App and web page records
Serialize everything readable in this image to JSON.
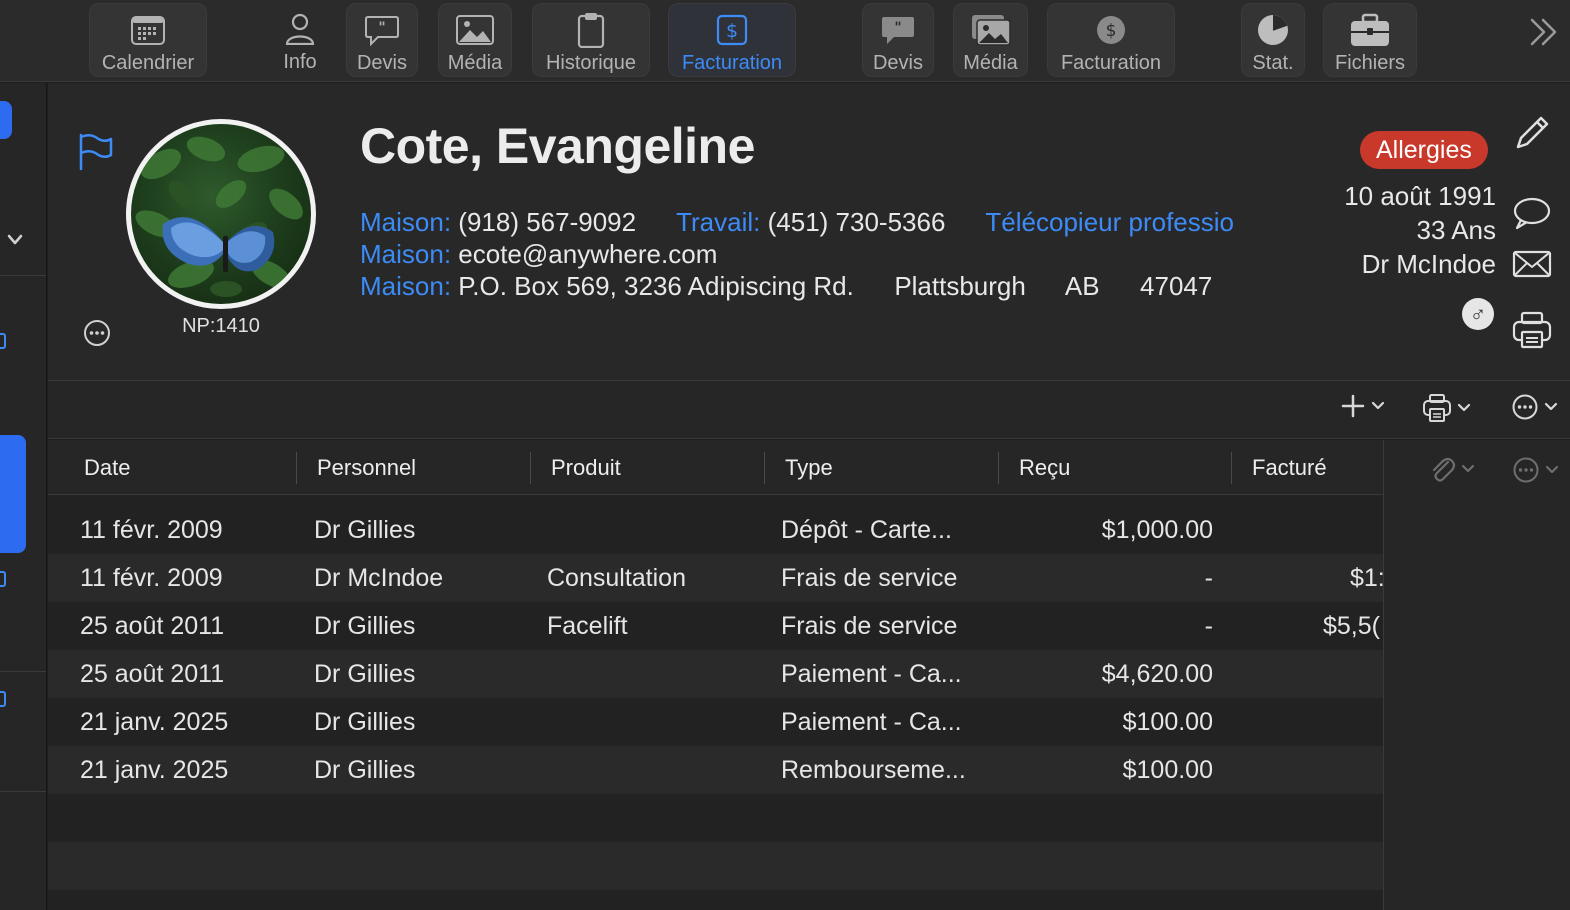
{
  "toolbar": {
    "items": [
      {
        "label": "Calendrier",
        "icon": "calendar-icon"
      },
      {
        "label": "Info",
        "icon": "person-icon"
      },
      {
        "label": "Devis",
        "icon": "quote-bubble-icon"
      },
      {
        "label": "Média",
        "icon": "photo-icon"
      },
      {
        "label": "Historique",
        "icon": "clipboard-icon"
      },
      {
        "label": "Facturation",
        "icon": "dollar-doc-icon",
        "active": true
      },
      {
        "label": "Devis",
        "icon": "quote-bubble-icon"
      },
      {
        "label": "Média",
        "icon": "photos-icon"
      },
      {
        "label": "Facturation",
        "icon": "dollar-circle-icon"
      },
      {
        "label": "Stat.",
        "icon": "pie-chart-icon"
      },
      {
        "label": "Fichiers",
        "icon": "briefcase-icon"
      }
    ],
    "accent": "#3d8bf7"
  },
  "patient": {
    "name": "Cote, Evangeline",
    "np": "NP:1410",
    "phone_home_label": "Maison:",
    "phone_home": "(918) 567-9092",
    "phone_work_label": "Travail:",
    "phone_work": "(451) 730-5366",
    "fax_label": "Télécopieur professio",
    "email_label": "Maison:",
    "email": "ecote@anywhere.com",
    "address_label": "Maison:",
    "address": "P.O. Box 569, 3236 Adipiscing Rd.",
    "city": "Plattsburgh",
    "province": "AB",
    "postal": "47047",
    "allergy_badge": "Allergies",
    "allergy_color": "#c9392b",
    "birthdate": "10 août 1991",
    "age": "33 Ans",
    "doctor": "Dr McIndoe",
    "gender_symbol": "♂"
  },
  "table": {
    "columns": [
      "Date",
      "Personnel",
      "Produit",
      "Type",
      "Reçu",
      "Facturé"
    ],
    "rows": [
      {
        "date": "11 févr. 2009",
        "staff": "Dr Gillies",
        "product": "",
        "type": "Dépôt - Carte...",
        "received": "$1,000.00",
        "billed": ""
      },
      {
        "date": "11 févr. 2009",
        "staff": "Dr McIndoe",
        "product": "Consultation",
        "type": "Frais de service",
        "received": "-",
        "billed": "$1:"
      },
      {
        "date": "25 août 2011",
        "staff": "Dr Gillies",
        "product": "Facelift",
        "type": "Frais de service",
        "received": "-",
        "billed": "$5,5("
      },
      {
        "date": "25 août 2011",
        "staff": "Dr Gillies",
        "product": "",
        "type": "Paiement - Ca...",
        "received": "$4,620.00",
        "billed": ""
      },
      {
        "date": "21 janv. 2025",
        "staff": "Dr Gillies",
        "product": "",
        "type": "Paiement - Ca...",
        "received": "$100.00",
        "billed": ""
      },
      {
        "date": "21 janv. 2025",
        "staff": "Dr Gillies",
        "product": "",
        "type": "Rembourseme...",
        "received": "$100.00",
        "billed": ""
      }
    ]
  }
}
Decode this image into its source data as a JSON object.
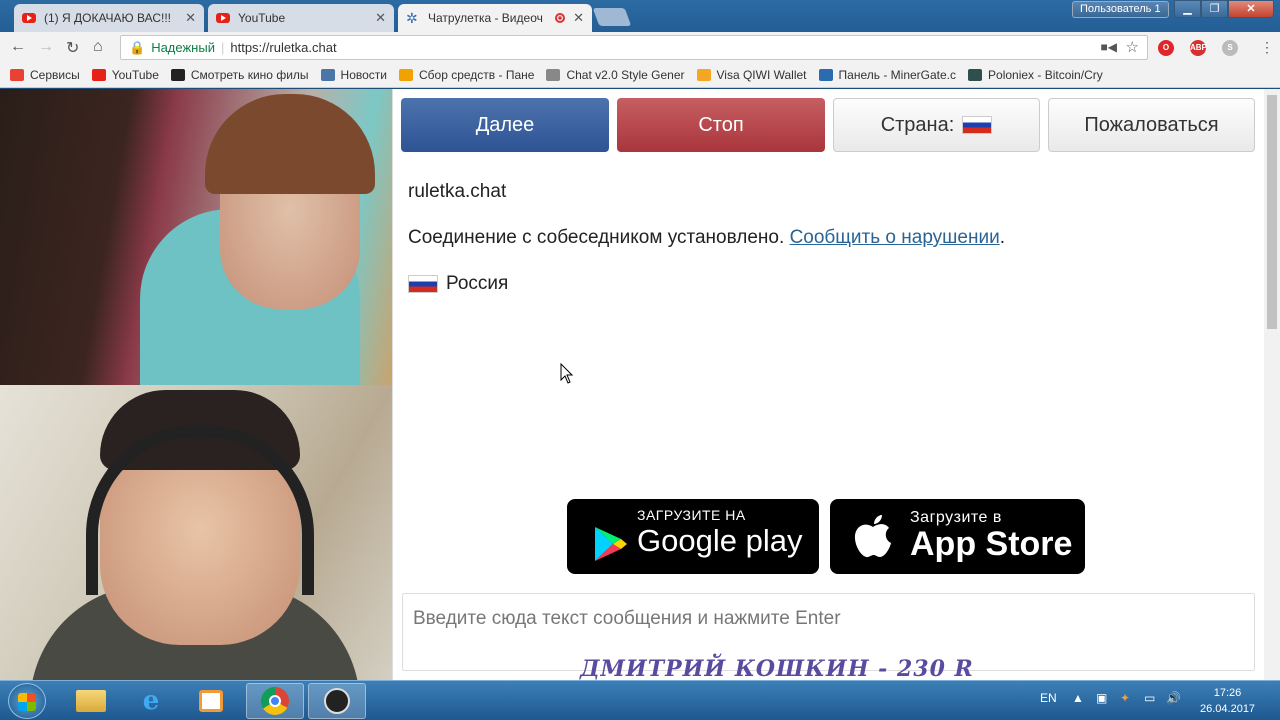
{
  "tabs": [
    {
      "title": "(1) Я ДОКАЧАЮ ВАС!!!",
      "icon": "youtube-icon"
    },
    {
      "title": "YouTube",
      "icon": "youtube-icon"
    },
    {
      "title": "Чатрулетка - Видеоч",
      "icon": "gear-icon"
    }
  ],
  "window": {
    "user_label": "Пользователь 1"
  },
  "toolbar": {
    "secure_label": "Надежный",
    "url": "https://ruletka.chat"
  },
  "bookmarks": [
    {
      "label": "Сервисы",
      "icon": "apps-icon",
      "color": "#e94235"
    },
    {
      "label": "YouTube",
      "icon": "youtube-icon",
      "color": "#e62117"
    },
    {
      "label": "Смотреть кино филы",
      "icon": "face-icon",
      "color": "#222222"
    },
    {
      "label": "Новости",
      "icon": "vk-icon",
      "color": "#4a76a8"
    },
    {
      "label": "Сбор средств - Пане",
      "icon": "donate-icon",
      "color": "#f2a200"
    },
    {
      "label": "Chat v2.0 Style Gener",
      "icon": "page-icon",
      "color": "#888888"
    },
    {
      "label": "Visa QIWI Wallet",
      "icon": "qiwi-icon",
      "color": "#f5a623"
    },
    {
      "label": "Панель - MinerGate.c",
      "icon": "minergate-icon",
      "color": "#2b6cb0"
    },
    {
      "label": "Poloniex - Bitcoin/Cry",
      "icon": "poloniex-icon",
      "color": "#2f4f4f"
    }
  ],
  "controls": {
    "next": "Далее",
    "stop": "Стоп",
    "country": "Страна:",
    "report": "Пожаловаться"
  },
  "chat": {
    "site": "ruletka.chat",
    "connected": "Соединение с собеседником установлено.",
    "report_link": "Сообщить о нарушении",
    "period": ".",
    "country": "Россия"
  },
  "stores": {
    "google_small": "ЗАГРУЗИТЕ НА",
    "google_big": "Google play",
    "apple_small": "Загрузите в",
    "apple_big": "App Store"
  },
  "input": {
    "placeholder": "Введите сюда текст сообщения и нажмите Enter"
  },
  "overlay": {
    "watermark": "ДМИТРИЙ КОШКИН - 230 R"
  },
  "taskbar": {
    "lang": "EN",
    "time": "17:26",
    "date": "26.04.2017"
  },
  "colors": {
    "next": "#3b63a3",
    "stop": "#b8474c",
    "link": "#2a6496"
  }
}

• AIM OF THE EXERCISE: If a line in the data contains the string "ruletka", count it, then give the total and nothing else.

• YOUR SOLUTION: 2